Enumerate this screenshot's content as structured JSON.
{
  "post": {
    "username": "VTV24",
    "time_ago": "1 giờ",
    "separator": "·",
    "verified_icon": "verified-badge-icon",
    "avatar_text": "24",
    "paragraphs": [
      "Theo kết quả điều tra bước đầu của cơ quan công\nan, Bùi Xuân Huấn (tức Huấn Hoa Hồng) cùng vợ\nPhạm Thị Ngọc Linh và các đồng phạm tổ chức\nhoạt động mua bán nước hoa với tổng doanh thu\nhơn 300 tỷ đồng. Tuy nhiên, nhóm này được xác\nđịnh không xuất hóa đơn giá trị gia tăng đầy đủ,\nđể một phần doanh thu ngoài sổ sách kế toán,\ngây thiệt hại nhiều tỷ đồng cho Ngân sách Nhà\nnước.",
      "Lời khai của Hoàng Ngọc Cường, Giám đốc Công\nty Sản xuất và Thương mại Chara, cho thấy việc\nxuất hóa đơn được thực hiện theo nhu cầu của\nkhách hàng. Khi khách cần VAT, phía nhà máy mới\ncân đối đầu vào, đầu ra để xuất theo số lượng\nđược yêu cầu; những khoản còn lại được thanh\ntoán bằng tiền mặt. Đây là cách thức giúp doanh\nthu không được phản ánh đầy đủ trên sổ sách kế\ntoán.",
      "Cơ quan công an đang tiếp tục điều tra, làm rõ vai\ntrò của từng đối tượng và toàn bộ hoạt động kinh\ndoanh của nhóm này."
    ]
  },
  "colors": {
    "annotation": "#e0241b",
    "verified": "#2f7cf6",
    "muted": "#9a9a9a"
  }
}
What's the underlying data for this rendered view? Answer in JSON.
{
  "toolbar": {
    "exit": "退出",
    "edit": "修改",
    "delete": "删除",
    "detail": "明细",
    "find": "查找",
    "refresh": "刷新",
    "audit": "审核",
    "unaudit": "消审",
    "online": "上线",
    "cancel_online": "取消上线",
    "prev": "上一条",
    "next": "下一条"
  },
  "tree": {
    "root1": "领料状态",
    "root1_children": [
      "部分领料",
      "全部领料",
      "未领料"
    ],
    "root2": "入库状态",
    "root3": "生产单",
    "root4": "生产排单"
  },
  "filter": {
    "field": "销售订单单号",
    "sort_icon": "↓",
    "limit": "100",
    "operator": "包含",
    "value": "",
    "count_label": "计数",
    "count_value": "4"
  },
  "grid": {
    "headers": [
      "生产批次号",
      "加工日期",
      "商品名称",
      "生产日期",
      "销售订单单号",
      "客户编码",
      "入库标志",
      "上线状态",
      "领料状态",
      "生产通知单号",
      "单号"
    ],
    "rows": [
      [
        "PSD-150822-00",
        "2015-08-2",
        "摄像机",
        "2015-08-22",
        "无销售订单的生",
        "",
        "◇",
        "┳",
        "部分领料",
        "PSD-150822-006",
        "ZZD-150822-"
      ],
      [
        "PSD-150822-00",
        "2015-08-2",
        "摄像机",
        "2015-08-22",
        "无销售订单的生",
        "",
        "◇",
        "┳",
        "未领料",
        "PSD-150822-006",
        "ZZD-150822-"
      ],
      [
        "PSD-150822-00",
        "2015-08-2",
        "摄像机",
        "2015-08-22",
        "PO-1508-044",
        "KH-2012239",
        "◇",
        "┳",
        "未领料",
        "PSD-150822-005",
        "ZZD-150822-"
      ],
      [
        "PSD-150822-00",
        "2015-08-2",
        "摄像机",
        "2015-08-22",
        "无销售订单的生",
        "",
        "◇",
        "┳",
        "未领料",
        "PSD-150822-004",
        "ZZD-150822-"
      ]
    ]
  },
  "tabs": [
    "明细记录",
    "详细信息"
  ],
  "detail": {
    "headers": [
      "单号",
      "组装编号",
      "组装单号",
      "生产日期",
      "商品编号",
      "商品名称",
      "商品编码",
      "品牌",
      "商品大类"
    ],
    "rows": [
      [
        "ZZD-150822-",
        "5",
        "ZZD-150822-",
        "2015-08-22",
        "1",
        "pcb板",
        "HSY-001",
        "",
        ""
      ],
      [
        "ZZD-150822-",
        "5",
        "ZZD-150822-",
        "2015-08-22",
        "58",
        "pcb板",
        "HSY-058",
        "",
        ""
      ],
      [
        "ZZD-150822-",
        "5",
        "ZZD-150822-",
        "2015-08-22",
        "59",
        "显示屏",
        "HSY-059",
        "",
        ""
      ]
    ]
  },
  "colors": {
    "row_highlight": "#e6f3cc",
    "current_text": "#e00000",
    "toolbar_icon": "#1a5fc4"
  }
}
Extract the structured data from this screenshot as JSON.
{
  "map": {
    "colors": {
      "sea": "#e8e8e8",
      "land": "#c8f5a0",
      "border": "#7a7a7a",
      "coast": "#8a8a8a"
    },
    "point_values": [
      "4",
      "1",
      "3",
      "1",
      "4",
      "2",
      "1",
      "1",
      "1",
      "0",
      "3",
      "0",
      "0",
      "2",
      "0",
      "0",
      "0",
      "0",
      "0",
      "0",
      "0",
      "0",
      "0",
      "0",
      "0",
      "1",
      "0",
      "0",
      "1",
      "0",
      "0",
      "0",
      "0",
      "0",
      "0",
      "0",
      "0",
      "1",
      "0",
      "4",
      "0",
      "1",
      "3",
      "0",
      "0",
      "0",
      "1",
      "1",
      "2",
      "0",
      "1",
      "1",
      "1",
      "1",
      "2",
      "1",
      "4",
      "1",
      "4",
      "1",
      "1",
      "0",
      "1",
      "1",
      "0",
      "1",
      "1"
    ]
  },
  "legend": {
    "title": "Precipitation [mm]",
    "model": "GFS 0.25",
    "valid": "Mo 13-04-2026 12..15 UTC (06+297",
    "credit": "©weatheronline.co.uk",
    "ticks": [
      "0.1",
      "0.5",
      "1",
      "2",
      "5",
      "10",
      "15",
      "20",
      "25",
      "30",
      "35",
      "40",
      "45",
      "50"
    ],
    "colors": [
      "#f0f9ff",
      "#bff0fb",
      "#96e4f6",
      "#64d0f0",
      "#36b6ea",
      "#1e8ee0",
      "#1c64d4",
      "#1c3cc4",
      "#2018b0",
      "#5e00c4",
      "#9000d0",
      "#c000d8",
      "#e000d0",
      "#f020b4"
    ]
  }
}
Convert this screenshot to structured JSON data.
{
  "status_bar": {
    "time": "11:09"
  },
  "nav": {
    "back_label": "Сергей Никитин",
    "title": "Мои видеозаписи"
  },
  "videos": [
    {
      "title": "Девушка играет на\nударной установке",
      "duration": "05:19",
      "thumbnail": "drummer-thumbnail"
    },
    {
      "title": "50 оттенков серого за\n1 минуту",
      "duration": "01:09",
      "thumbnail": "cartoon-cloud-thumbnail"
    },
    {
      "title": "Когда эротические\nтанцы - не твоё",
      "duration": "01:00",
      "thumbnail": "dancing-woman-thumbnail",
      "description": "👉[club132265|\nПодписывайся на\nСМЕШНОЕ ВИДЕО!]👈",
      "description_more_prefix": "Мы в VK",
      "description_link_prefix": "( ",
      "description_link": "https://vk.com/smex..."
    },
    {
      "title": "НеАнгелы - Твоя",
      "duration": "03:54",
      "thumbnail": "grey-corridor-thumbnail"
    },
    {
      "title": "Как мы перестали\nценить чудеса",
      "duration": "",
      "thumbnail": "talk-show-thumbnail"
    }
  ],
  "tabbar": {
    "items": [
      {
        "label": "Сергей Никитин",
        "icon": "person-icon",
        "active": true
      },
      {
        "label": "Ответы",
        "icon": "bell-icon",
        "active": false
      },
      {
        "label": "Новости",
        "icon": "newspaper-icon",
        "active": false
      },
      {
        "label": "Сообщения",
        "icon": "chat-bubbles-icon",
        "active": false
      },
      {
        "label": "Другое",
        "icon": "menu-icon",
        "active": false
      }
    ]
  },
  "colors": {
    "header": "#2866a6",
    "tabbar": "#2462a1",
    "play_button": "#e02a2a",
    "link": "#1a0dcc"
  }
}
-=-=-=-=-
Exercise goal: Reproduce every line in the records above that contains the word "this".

Response to the task:
Enumerate this screenshot's content as structured JSON.
What's the underlying data for this rendered view? Answer in JSON.
Extract the structured data from this screenshot as JSON.
Convert this screenshot to structured JSON data.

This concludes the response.